LimaEasy is a blog monetized with AdSense (and some indie affiliates) about the city of Lima and the country of Peru. Its reputation among travelers and expatriates living in Peru is solid gold. I was referred to LimaEasy by a member of my mastermind group who scours through the listings on Flippa and other websites on a daily basis. Because of my experience with the site I built in 2012, I could tell LimaEasy was special right away. My traffic and growth strategy was the whitest of white hat, meaning that all Google algorithm changes have been to my benefit, rather than to my detriment. LimaEasy displayed all the markers of being grown with the same loving attention and was almost the exact same size of my current site, a PR4 with 100k+ pageviews a month. The AdSense content revenue model was identical to the model I’m already using, as was the evergreen nature of the content.
I interacted with the Seller quite regularly during the auction process. We got to know each other and I told him why I was interested in the site. I assured him I planned to run the site the same way I run my other site, investing in it long-term rather than trying to “slash and burn” it for the maximum payout in the short term. I’m lucky to have found a Seller who genuinely cared about the site he was selling. On every listing, I ask myself “would I be proud to own this site?” With LimaEasy the answer to that question was unequivocally yes! Given that LimaEasy was a great fit for me personally, I pulled the trigger on the purchase.
What are your future plans for LimaEasy

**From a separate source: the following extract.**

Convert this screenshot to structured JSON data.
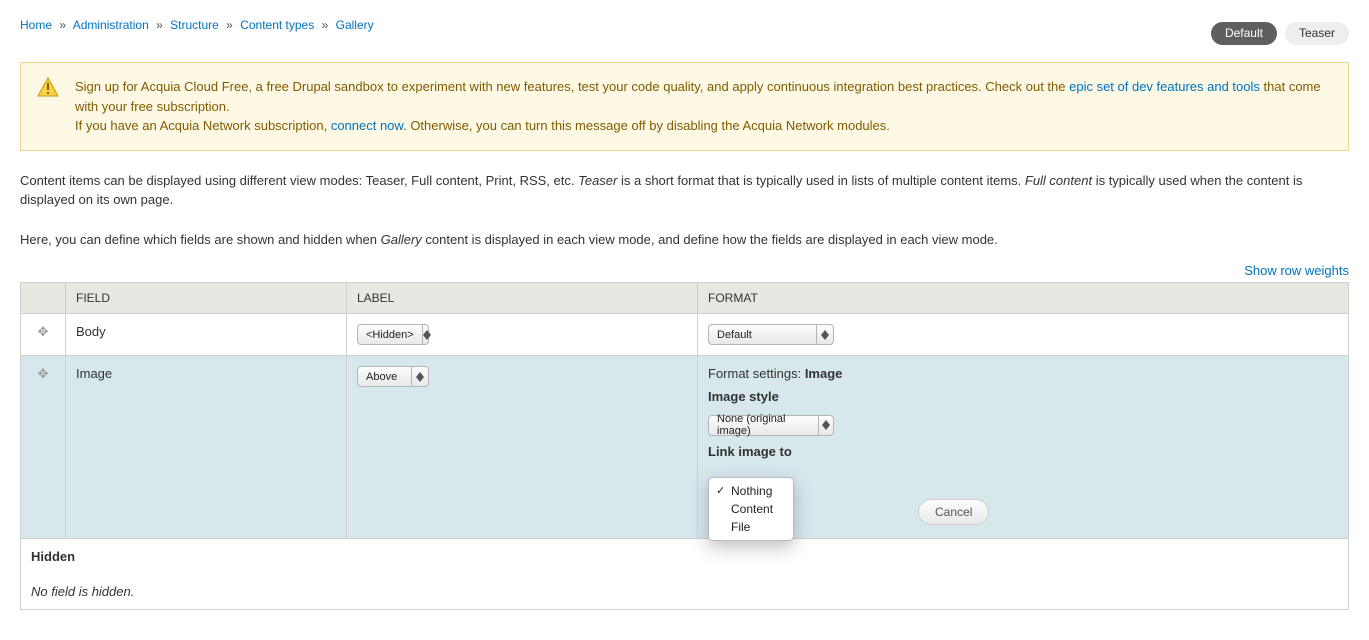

The site is in great condition but, to use a real estate parallel, it still needs a bit of cleaning up and a paint job. Specifically, it needs to work on smartphones and some of the titles could be better optimized for what people are searching for in search engines. It also needs to be optimized for speed, which is one of the lowest-hanging fruits with regards to search engine ranking factors. Whenever possible, I try to apply Warren Buffet’s investment advice to “buy a business as if you want to own it for 100 years.” I may sell LimaEasy sometime down the line, but my philosophy is that I shouldn’t be buying a site if all I want to do is get rid of it. The small and regular paychecks from this site have the potential to raise my child all the way to age 18, it’s like buying a trust fund.
What advice do you have for other web entrepreneurs looking buy a website on Flippa?
Set a maximum bid that you absolutely won’t go over. Make it $100 more than a round number, because many people think only in terms of round numbers, and sometimes $100 is the difference between winning and losing an auction. Also, consider that many sellers will issue a Buy it Now (BIN) price very close to the end of the auction – as was the case with LimaEasy. If the site is good and the BIN price is fair, it will sell QUICKLY. Luckily, I had studied the TheGoodHuman.com auction which was another high quality listing that ended days before the auction for LimaEasy. Watching the progression of that listing helped me get a feeling for how much a site could jump in value in the last 24 hours (hint: it’s a lot.)
This is Travis’ story, tell us yours by emailing Joseph here.